Hot dogs cooking inside potato crisp cans. Tiny cars zipping around the floor. Passengers bonking their heads on wild amusement rides.
What's going on here?
Plenty, says Rini Ng, sixth-grade science teacher at Sylvania's Timberstone Junior High School, where hands-on activities are sparking student interest in energy.
Leading the charge is the Timberstone E-Wolves, a team of seventh-grade students.
Just outside Mrs. Ng's classroom, light bulbs flash on and off as students pedal a bicycle engineered and built by the E-Wolves as part of a school/community energy conservation awareness program.
The bicycle is wired to an electronic board to visually show people how much energy they must produce to light incandescent lights as opposed to fluorescent ones.
The E-Wolves last week presented the powerful demonstrations to students at Timberstone, and Mrs. Ng said the team will take the energy bike to the Sylvania Senior Center and the Sylvania school board in the coming weeks.
The bike-and-bulb lesson promotes energy conservation.

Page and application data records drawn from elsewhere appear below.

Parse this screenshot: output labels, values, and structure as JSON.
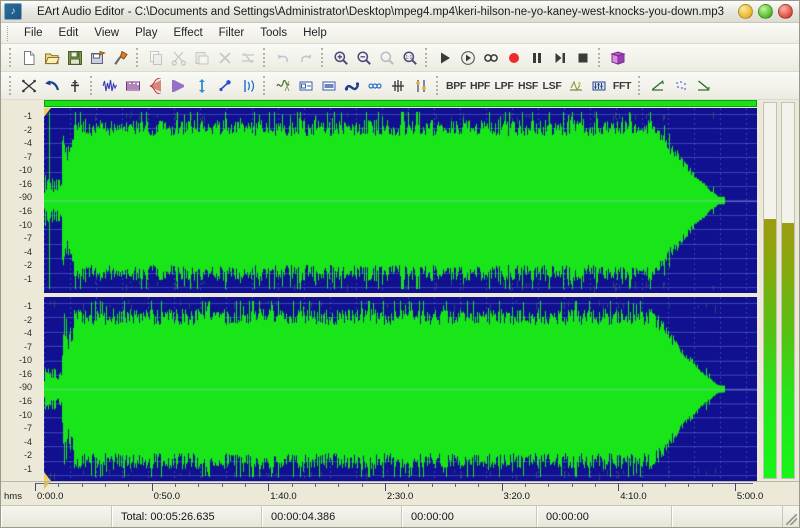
{
  "window": {
    "app_name": "EArt Audio Editor",
    "title": "EArt Audio Editor - C:\\Documents and Settings\\Administrator\\Desktop\\mpeg4.mp4\\keri-hilson-ne-yo-kaney-west-knocks-you-down.mp3",
    "icon": "app-logo-icon",
    "buttons": {
      "minimize": "minimize",
      "maximize": "maximize",
      "close": "close"
    }
  },
  "menubar": {
    "items": [
      {
        "label": "File"
      },
      {
        "label": "Edit"
      },
      {
        "label": "View"
      },
      {
        "label": "Play"
      },
      {
        "label": "Effect"
      },
      {
        "label": "Filter"
      },
      {
        "label": "Tools"
      },
      {
        "label": "Help"
      }
    ]
  },
  "toolbar_main": {
    "groups": [
      {
        "items": [
          {
            "name": "new-file",
            "icon": "new-document-icon",
            "enabled": true
          },
          {
            "name": "open-file",
            "icon": "open-folder-icon",
            "enabled": true
          },
          {
            "name": "save-file",
            "icon": "floppy-save-icon",
            "enabled": true
          },
          {
            "name": "save-as",
            "icon": "save-as-icon",
            "enabled": true
          },
          {
            "name": "batch-convert",
            "icon": "tools-hammer-icon",
            "enabled": true
          }
        ]
      },
      {
        "items": [
          {
            "name": "copy",
            "icon": "copy-icon",
            "enabled": false
          },
          {
            "name": "cut",
            "icon": "scissors-icon",
            "enabled": false
          },
          {
            "name": "paste",
            "icon": "paste-icon",
            "enabled": false
          },
          {
            "name": "delete",
            "icon": "delete-x-icon",
            "enabled": false
          },
          {
            "name": "trim",
            "icon": "trim-icon",
            "enabled": false
          }
        ]
      },
      {
        "items": [
          {
            "name": "undo",
            "icon": "undo-arrow-icon",
            "enabled": false
          },
          {
            "name": "redo",
            "icon": "redo-arrow-icon",
            "enabled": false
          }
        ]
      },
      {
        "items": [
          {
            "name": "zoom-in",
            "icon": "zoom-in-icon",
            "enabled": true
          },
          {
            "name": "zoom-out",
            "icon": "zoom-out-icon",
            "enabled": true
          },
          {
            "name": "zoom-selection",
            "icon": "zoom-selection-icon",
            "enabled": false
          },
          {
            "name": "zoom-full",
            "icon": "zoom-full-icon",
            "enabled": true
          }
        ]
      },
      {
        "items": [
          {
            "name": "play",
            "icon": "play-icon",
            "enabled": true
          },
          {
            "name": "play-selection",
            "icon": "play-circle-icon",
            "enabled": true
          },
          {
            "name": "loop",
            "icon": "loop-infinity-icon",
            "enabled": true
          },
          {
            "name": "record",
            "icon": "record-icon",
            "enabled": true
          },
          {
            "name": "pause",
            "icon": "pause-icon",
            "enabled": true
          },
          {
            "name": "step-forward",
            "icon": "step-forward-icon",
            "enabled": true
          },
          {
            "name": "stop",
            "icon": "stop-icon",
            "enabled": true
          }
        ]
      },
      {
        "items": [
          {
            "name": "help-book",
            "icon": "book-help-icon",
            "enabled": true
          }
        ]
      }
    ]
  },
  "toolbar_effects": {
    "groups": [
      {
        "items": [
          {
            "name": "mixer",
            "icon": "mix-icon",
            "enabled": true
          },
          {
            "name": "reverse",
            "icon": "reverse-arrow-icon",
            "enabled": true
          },
          {
            "name": "insert-silence",
            "icon": "silence-icon",
            "enabled": true
          }
        ]
      },
      {
        "items": [
          {
            "name": "amplify",
            "icon": "amplify-wave-icon",
            "enabled": true
          },
          {
            "name": "normalize",
            "icon": "normalize-icon",
            "enabled": true
          },
          {
            "name": "fade-in",
            "icon": "fade-in-icon",
            "enabled": true
          },
          {
            "name": "fade-out",
            "icon": "fade-out-icon",
            "enabled": true
          },
          {
            "name": "pitch-shift",
            "icon": "pitch-updown-icon",
            "enabled": true
          },
          {
            "name": "speed-change",
            "icon": "speed-icon",
            "enabled": true
          },
          {
            "name": "echo",
            "icon": "echo-waves-icon",
            "enabled": true
          }
        ]
      },
      {
        "items": [
          {
            "name": "noise-reduction",
            "icon": "noise-reduce-icon",
            "enabled": true
          },
          {
            "name": "crop-region",
            "icon": "crop-region-icon",
            "enabled": true
          },
          {
            "name": "compressor",
            "icon": "compressor-icon",
            "enabled": true
          },
          {
            "name": "flanger",
            "icon": "flanger-icon",
            "enabled": true
          },
          {
            "name": "chorus",
            "icon": "chorus-icon",
            "enabled": true
          },
          {
            "name": "invert",
            "icon": "invert-icon",
            "enabled": true
          },
          {
            "name": "vibrato",
            "icon": "vibrato-icon",
            "enabled": true
          }
        ]
      },
      {
        "items": [
          {
            "name": "band-pass-filter",
            "icon": "text-label",
            "label": "BPF",
            "enabled": true
          },
          {
            "name": "high-pass-filter",
            "icon": "text-label",
            "label": "HPF",
            "enabled": true
          },
          {
            "name": "low-pass-filter",
            "icon": "text-label",
            "label": "LPF",
            "enabled": true
          },
          {
            "name": "high-shelf-filter",
            "icon": "text-label",
            "label": "HSF",
            "enabled": true
          },
          {
            "name": "low-shelf-filter",
            "icon": "text-label",
            "label": "LSF",
            "enabled": true
          },
          {
            "name": "notch-filter",
            "icon": "notch-filter-icon",
            "enabled": true
          },
          {
            "name": "equalizer",
            "icon": "equalizer-icon",
            "enabled": true
          },
          {
            "name": "fft-filter",
            "icon": "text-label",
            "label": "FFT",
            "enabled": true
          }
        ]
      },
      {
        "items": [
          {
            "name": "envelope-up",
            "icon": "envelope-up-icon",
            "enabled": true
          },
          {
            "name": "dither",
            "icon": "dither-icon",
            "enabled": true
          },
          {
            "name": "envelope-down",
            "icon": "envelope-down-icon",
            "enabled": true
          }
        ]
      }
    ]
  },
  "editor": {
    "db_scale": [
      "-1",
      "-2",
      "-4",
      "-7",
      "-10",
      "-16",
      "-90",
      "-16",
      "-10",
      "-7",
      "-4",
      "-2",
      "-1"
    ],
    "channels": [
      {
        "name": "channel-left"
      },
      {
        "name": "channel-right"
      }
    ],
    "selection_highlight": true,
    "vu_meters": [
      {
        "name": "vu-meter-left",
        "level_percent": 69
      },
      {
        "name": "vu-meter-right",
        "level_percent": 68
      }
    ]
  },
  "time_ruler": {
    "unit_label": "hms",
    "labels": [
      "0:00.0",
      "0:50.0",
      "1:40.0",
      "2:30.0",
      "3:20.0",
      "4:10.0",
      "5:00.0"
    ],
    "positions_percent": [
      0,
      16.2,
      32.4,
      48.6,
      64.8,
      81.0,
      97.2
    ]
  },
  "statusbar": {
    "left_message": "",
    "total_label": "Total: 00:05:26.635",
    "selection_length": "00:00:04.386",
    "position_start": "00:00:00",
    "position_end": "00:00:00",
    "right_message": ""
  },
  "colors": {
    "waveform": "#19e619",
    "waveform_background": "#101090",
    "selection_bar": "#17e317",
    "window_background": "#ece9d8",
    "vu_top": "#9c9c10",
    "vu_bottom": "#17f51a"
  }
}
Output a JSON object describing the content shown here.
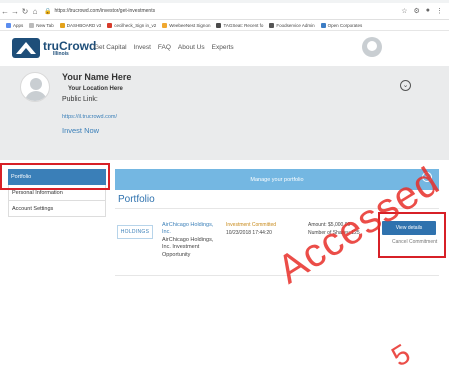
{
  "browser": {
    "url": "https://trucrowd.com/investor/get-investments",
    "bookmarks": [
      {
        "label": "Apps",
        "color": "#5b8def"
      },
      {
        "label": "New Tab",
        "color": "#bbbbbb"
      },
      {
        "label": "DASHBOARD v3",
        "color": "#e3a21a"
      },
      {
        "label": "cecilheck_Sign in_v2",
        "color": "#d73b2b"
      },
      {
        "label": "WeebeeNest Signon",
        "color": "#f0a830"
      },
      {
        "label": "TAGSeat: Recent fo",
        "color": "#4a4a4a"
      },
      {
        "label": "Foodservice Admin",
        "color": "#555555"
      },
      {
        "label": "Open Corporates",
        "color": "#3c7cc4"
      }
    ]
  },
  "site": {
    "brand": "truCrowd",
    "region": "Illinois",
    "nav": [
      "Get Capital",
      "Invest",
      "FAQ",
      "About Us",
      "Experts"
    ]
  },
  "profile": {
    "name": "Your Name Here",
    "location": "Your Location Here",
    "public_link_label": "Public Link:",
    "public_link_url": "https://il.trucrowd.com/",
    "invest_now": "Invest Now"
  },
  "sidebar": {
    "items": [
      {
        "label": "Portfolio",
        "active": true
      },
      {
        "label": "Personal Information",
        "active": false
      },
      {
        "label": "Account Settings",
        "active": false
      }
    ]
  },
  "main": {
    "manage_bar": "Manage your portfolio",
    "title": "Portfolio",
    "investment": {
      "logo_text": "HOLDINGS",
      "company_link": "AirChicago Holdings, Inc.",
      "company_desc": "AirChicago Holdings, Inc. Investment Opportunity",
      "status": "Investment Committed",
      "date": "10/23/2018 17:44:20",
      "amount": "Amount: $5,000.00",
      "shares": "Number of Shares: 125",
      "view_details": "View details",
      "cancel": "Cancel Commitment"
    }
  },
  "watermark": {
    "text1": "Accessed",
    "text2": "5"
  },
  "colors": {
    "accent": "#3a7fb8",
    "bar": "#74b7e2",
    "highlight": "#d72027",
    "status": "#c88a1a",
    "banner": "#eaebec"
  }
}
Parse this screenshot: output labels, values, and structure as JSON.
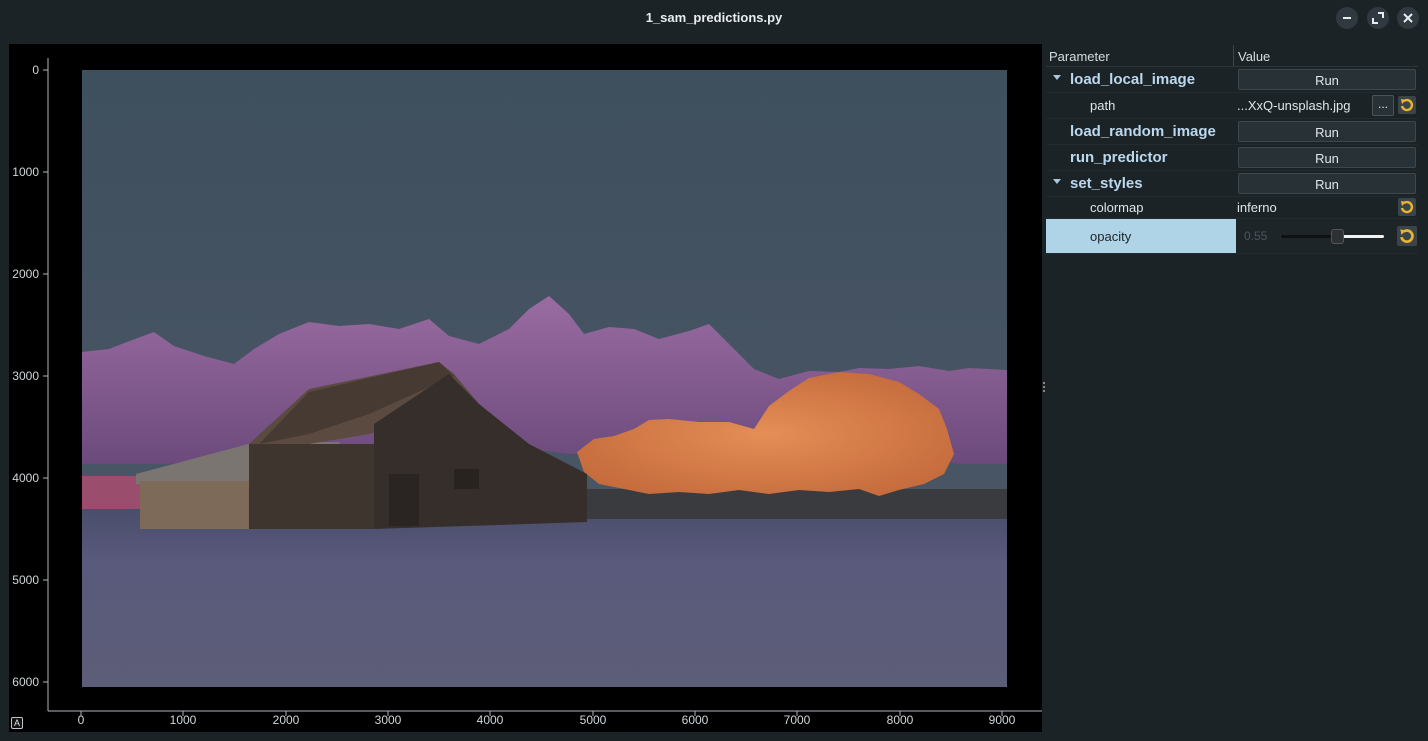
{
  "window": {
    "title": "1_sam_predictions.py"
  },
  "plot": {
    "y_ticks": [
      "0",
      "1000",
      "2000",
      "3000",
      "4000",
      "5000",
      "6000"
    ],
    "x_ticks": [
      "0",
      "1000",
      "2000",
      "3000",
      "4000",
      "5000",
      "6000",
      "7000",
      "8000",
      "9000"
    ],
    "autoscale_label": "A"
  },
  "tree": {
    "header_param": "Parameter",
    "header_value": "Value",
    "rows": [
      {
        "name": "load_local_image",
        "button": "Run"
      },
      {
        "name": "path",
        "value": "...XxQ-unsplash.jpg",
        "browse": "..."
      },
      {
        "name": "load_random_image",
        "button": "Run"
      },
      {
        "name": "run_predictor",
        "button": "Run"
      },
      {
        "name": "set_styles",
        "button": "Run"
      },
      {
        "name": "colormap",
        "value": "inferno"
      },
      {
        "name": "opacity",
        "value": "0.55",
        "fraction": 0.55
      }
    ]
  },
  "colors": {
    "selection": "#b0d4e7",
    "accent": "#bcd8ee"
  }
}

Here's why: it's a struggle to pedal the bicycle fast enough to turn on an incandescent light bulb, the standard bulb used by many homeowners. But it's a breeze to pump the pedals to turn on the fluorescent bulbs.
A participant who pedals mightily to produce enough energy to turn on an incandescent bulb tends to think twice about the energy needed to keep those kind of lights burning at home.
"Kids get it. They see how much energy it takes to turn on the lights," said Jillian Miksanek, an E-Wolves member. "Everyone is surprised by how much energy it takes."
If people pay attention and then take steps to conserve energy, it will help planet Earth, she said.
The E-Wolves' Elizabeth Sares said the energy project is particularly valuable because it involves "kids teaching kids," and Michelle Li said it "raises awareness about energy efficiency and things like that."
Students applied to be on the team, said 12-year-old Jordan Truitt, one of the E-Wolves. She wanted to be part of the project because she likes science.
Students in Mrs. Ng's classes are learning about other energy sources, too. They made solar-powered ovens to cook hot dogs, using wooden skewers inside foil-lined potato crisp cans.
At the back of the classroom, heat from a desk lamp (to simulate solar power) energized small-scale, student-built amusement park rides. Too much heat (much to the students' delight) propelled one ride at such a rapid rate that the plastic passengers bonked their heads as it looped around and around.
Students last week also made small solar-powered cars as part of the grant-supported energy project.
Funds from a $10,000 grant, awarded to Mrs. Ng last spring, was used to build the energy bike and another grant paid for energy-conservation kits for students. Kits include low-flow shower heads and energy-efficient light bulbs, the teacher said.
Sixth-grade student Zach Shuk-Stevens, 12, said students will use what they learn to help save the planet. "It shows us we should save energy and resources," he said.
A joint alternative energy project with the Timberstone students and the Olander Park System is being considered as well.
Alternative-energy forums recently hosted by Olander made "it clear that new forms of energy are not some future technology but already are working in many locations throughout the Sylvania region," said Gary Madrzykowski, park system director. Olander's new Sylvan Prairie Park is next door to Timberstone.
The students' innovative alternative energy experiments and projects match the park system's growing emphasis on green energy, he said.
With common agendas, it's "natural for the park system and the school district to explore ways we can work together to promote green solutions that educate and benefit the general public," he said.